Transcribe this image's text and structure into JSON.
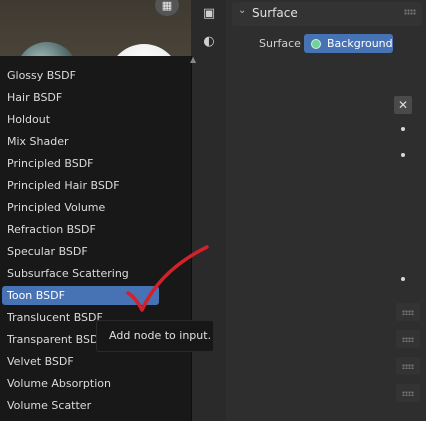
{
  "properties": {
    "panel_title": "Surface",
    "surface_label": "Surface",
    "surface_value": "Background"
  },
  "menu": {
    "items": [
      {
        "label": "Glossy BSDF"
      },
      {
        "label": "Hair BSDF"
      },
      {
        "label": "Holdout"
      },
      {
        "label": "Mix Shader"
      },
      {
        "label": "Principled BSDF"
      },
      {
        "label": "Principled Hair BSDF"
      },
      {
        "label": "Principled Volume"
      },
      {
        "label": "Refraction BSDF"
      },
      {
        "label": "Specular BSDF"
      },
      {
        "label": "Subsurface Scattering"
      },
      {
        "label": "Toon BSDF",
        "active": true
      },
      {
        "label": "Translucent BSDF"
      },
      {
        "label": "Transparent BSDF"
      },
      {
        "label": "Velvet BSDF"
      },
      {
        "label": "Volume Absorption"
      },
      {
        "label": "Volume Scatter"
      }
    ]
  },
  "tooltip": {
    "text": "Add node to input."
  },
  "close_glyph": "✕",
  "colors": {
    "accent": "#4772b3",
    "annotation": "#d4202a",
    "node_dot": "#6fd39a"
  },
  "icons": [
    "grid-icon",
    "image-icon",
    "shader-icon",
    "chevron-down-icon",
    "close-icon",
    "checkmark-annotation"
  ]
}
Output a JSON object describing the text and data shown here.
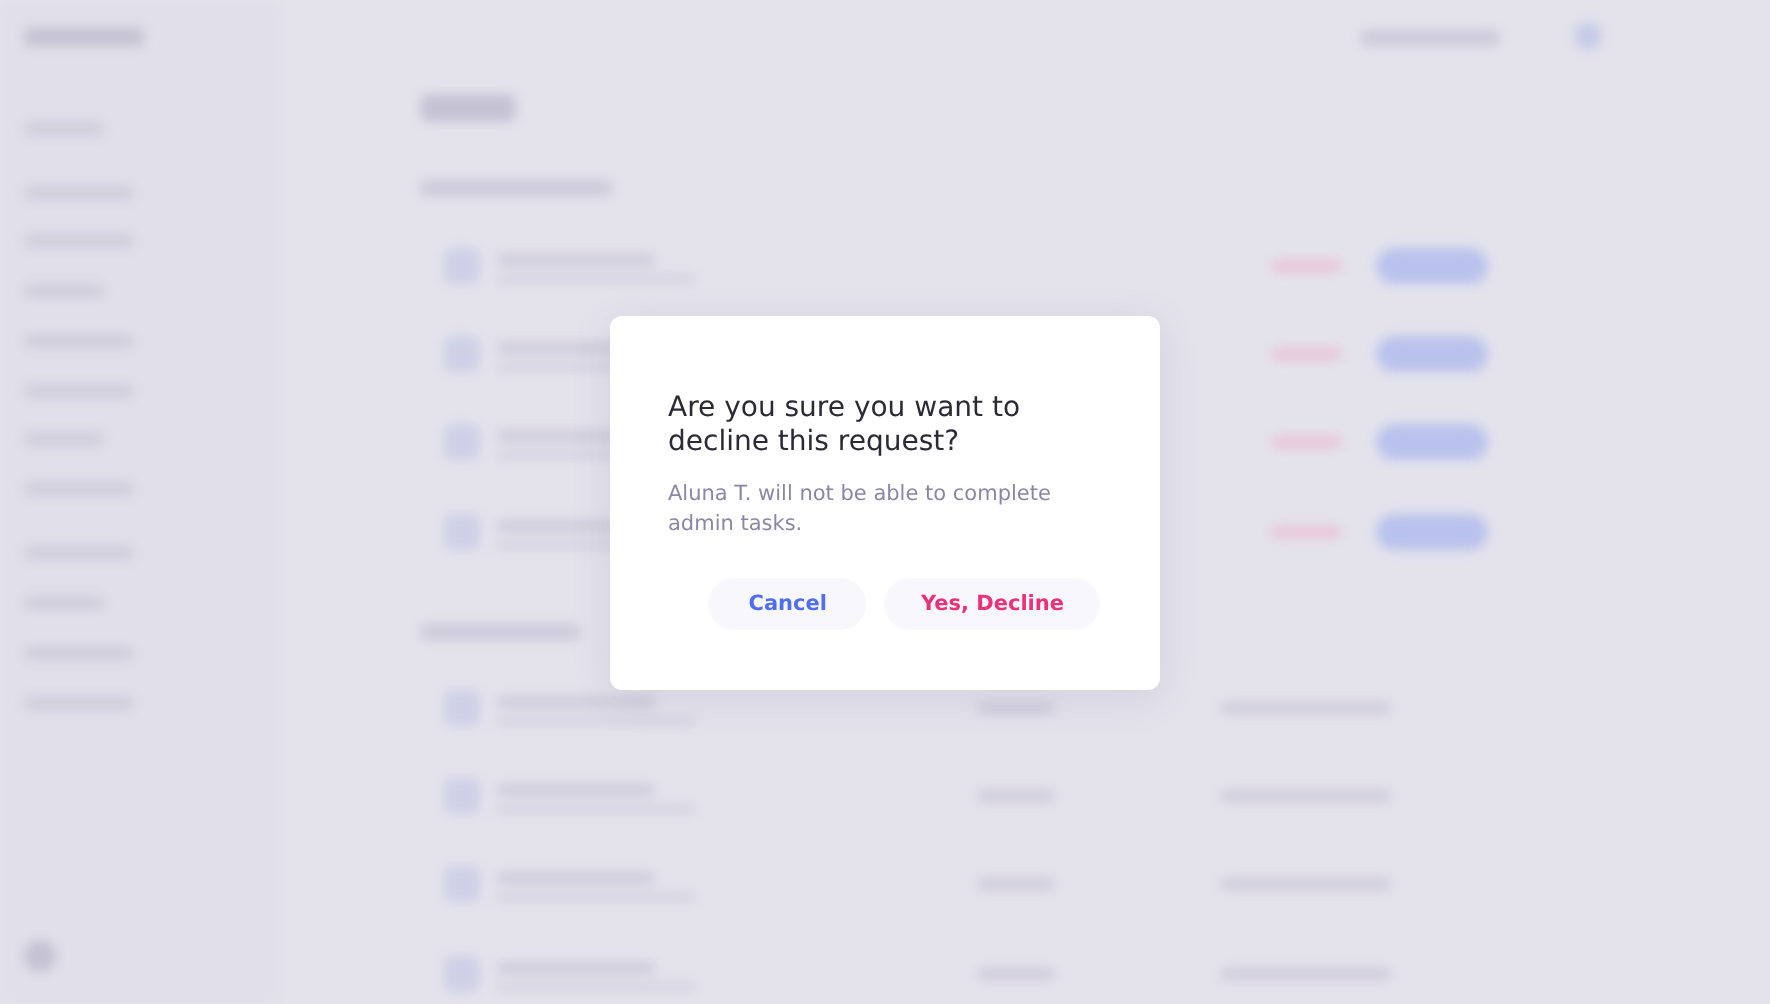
{
  "dialog": {
    "title": "Are you sure you want to decline this request?",
    "message": "Aluna T. will not be able to complete admin tasks.",
    "buttons": [
      {
        "label": "Cancel",
        "kind": "cancel"
      },
      {
        "label": "Yes, Decline",
        "kind": "danger"
      }
    ]
  }
}
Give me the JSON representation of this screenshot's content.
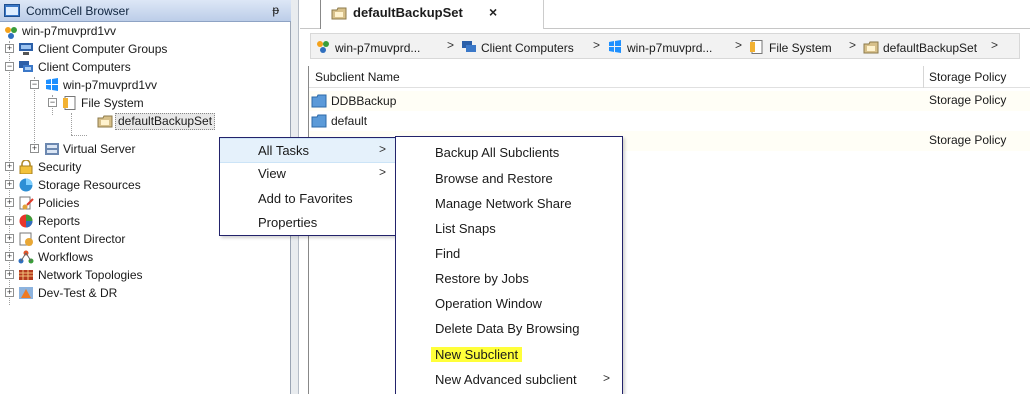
{
  "left_pane": {
    "title": "CommCell Browser",
    "pin": "ᵽ",
    "tree": {
      "root": "win-p7muvprd1vv",
      "client_computer_groups": "Client Computer Groups",
      "client_computers": "Client Computers",
      "client": "win-p7muvprd1vv",
      "file_system": "File System",
      "backupset": "defaultBackupSet",
      "virtual_server": "Virtual Server",
      "security": "Security",
      "storage_resources": "Storage Resources",
      "policies": "Policies",
      "reports": "Reports",
      "content_director": "Content Director",
      "workflows": "Workflows",
      "network_topologies": "Network Topologies",
      "dev_test_dr": "Dev-Test & DR"
    }
  },
  "tab": {
    "title": "defaultBackupSet",
    "close": "×"
  },
  "breadcrumb": {
    "items": [
      "win-p7muvprd...",
      "Client Computers",
      "win-p7muvprd...",
      "File System",
      "defaultBackupSet"
    ],
    "separator": ">"
  },
  "grid": {
    "columns": [
      "Subclient Name",
      "Storage Policy"
    ],
    "rows": [
      {
        "name": "DDBBackup",
        "policy": "Storage Policy"
      },
      {
        "name": "default",
        "policy": ""
      },
      {
        "name": "",
        "policy": "Storage Policy"
      }
    ]
  },
  "context_menu": {
    "items": [
      {
        "label": "All Tasks",
        "arrow": ">"
      },
      {
        "label": "View",
        "arrow": ">"
      },
      {
        "label": "Add to Favorites",
        "arrow": ""
      },
      {
        "label": "Properties",
        "arrow": ""
      }
    ]
  },
  "submenu": {
    "items": [
      {
        "label": "Backup All Subclients",
        "arrow": ""
      },
      {
        "label": "Browse and Restore",
        "arrow": ""
      },
      {
        "label": "Manage Network Share",
        "arrow": ""
      },
      {
        "label": "List Snaps",
        "arrow": ""
      },
      {
        "label": "Find",
        "arrow": ""
      },
      {
        "label": "Restore by Jobs",
        "arrow": ""
      },
      {
        "label": "Operation Window",
        "arrow": ""
      },
      {
        "label": "Delete Data By Browsing",
        "arrow": ""
      },
      {
        "label": "New Subclient",
        "arrow": ""
      },
      {
        "label": "New Advanced subclient",
        "arrow": ">"
      }
    ]
  },
  "colors": {
    "highlight_yellow": "#ffff3a",
    "menu_border": "#23236b",
    "menu_hover": "#e5f1fb",
    "title_bar": "#bccde8"
  }
}
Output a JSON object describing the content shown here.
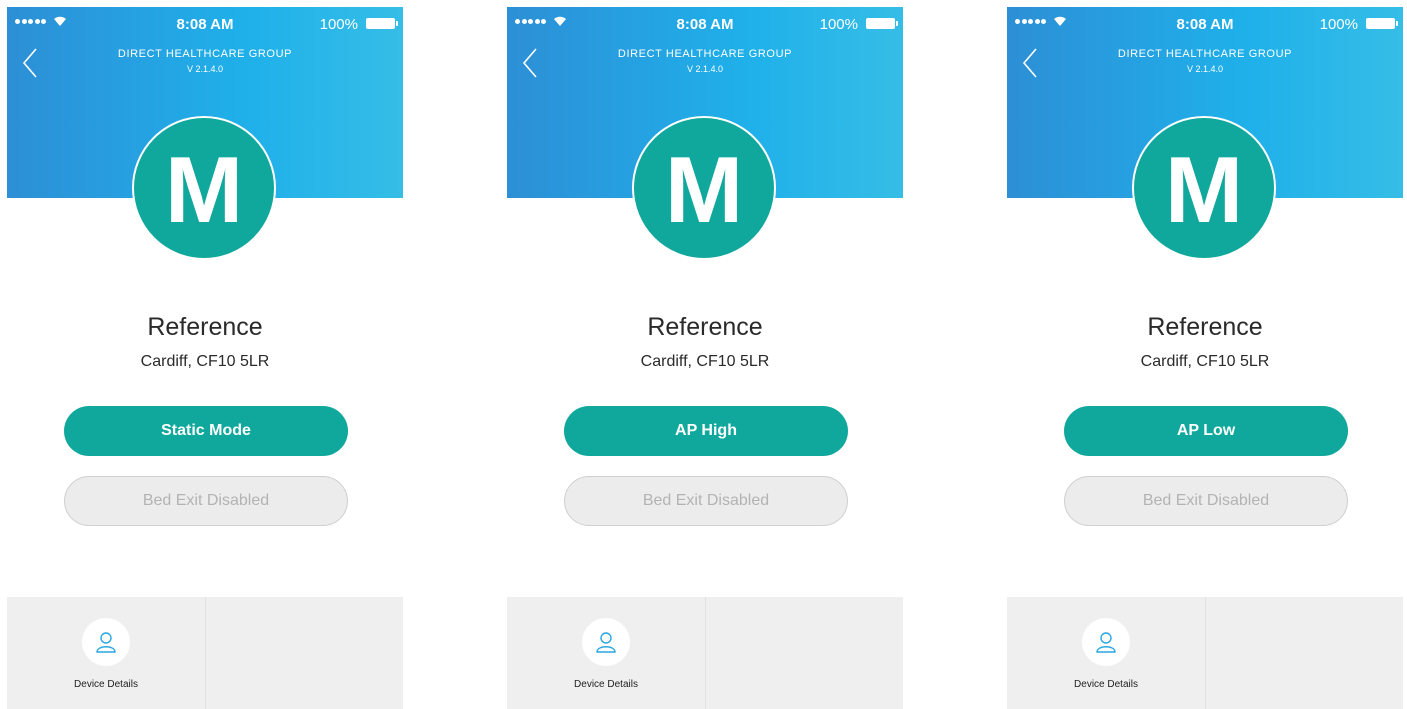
{
  "colors": {
    "header_start": "#2d8fd6",
    "header_end": "#35bde6",
    "accent": "#10a89c",
    "disabled_bg": "#ececec",
    "disabled_text": "#b3b3b3"
  },
  "screens": [
    {
      "status": {
        "time": "8:08 AM",
        "battery": "100%"
      },
      "header": {
        "org": "DIRECT HEALTHCARE GROUP",
        "version": "V 2.1.4.0",
        "back_icon": "chevron-left-icon"
      },
      "avatar": {
        "initial": "M"
      },
      "title": "Reference",
      "address": "Cardiff, CF10 5LR",
      "mode_button": "Static Mode",
      "bed_exit_button": "Bed Exit Disabled",
      "tabbar": {
        "device_details": "Device Details",
        "icon": "user-icon"
      }
    },
    {
      "status": {
        "time": "8:08 AM",
        "battery": "100%"
      },
      "header": {
        "org": "DIRECT HEALTHCARE GROUP",
        "version": "V 2.1.4.0",
        "back_icon": "chevron-left-icon"
      },
      "avatar": {
        "initial": "M"
      },
      "title": "Reference",
      "address": "Cardiff, CF10 5LR",
      "mode_button": "AP High",
      "bed_exit_button": "Bed Exit Disabled",
      "tabbar": {
        "device_details": "Device Details",
        "icon": "user-icon"
      }
    },
    {
      "status": {
        "time": "8:08 AM",
        "battery": "100%"
      },
      "header": {
        "org": "DIRECT HEALTHCARE GROUP",
        "version": "V 2.1.4.0",
        "back_icon": "chevron-left-icon"
      },
      "avatar": {
        "initial": "M"
      },
      "title": "Reference",
      "address": "Cardiff, CF10 5LR",
      "mode_button": "AP Low",
      "bed_exit_button": "Bed Exit Disabled",
      "tabbar": {
        "device_details": "Device Details",
        "icon": "user-icon"
      }
    }
  ]
}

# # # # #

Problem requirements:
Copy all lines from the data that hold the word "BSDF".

Answer box:
        "label": "Glossy BSDF"
        "label": "Hair BSDF"
        "label": "Principled BSDF"
        "label": "Principled Hair BSDF"
        "label": "Refraction BSDF"
        "label": "Specular BSDF"
        "label": "Toon BSDF",
        "label": "Translucent BSDF"
        "label": "Transparent BSDF"
        "label": "Velvet BSDF"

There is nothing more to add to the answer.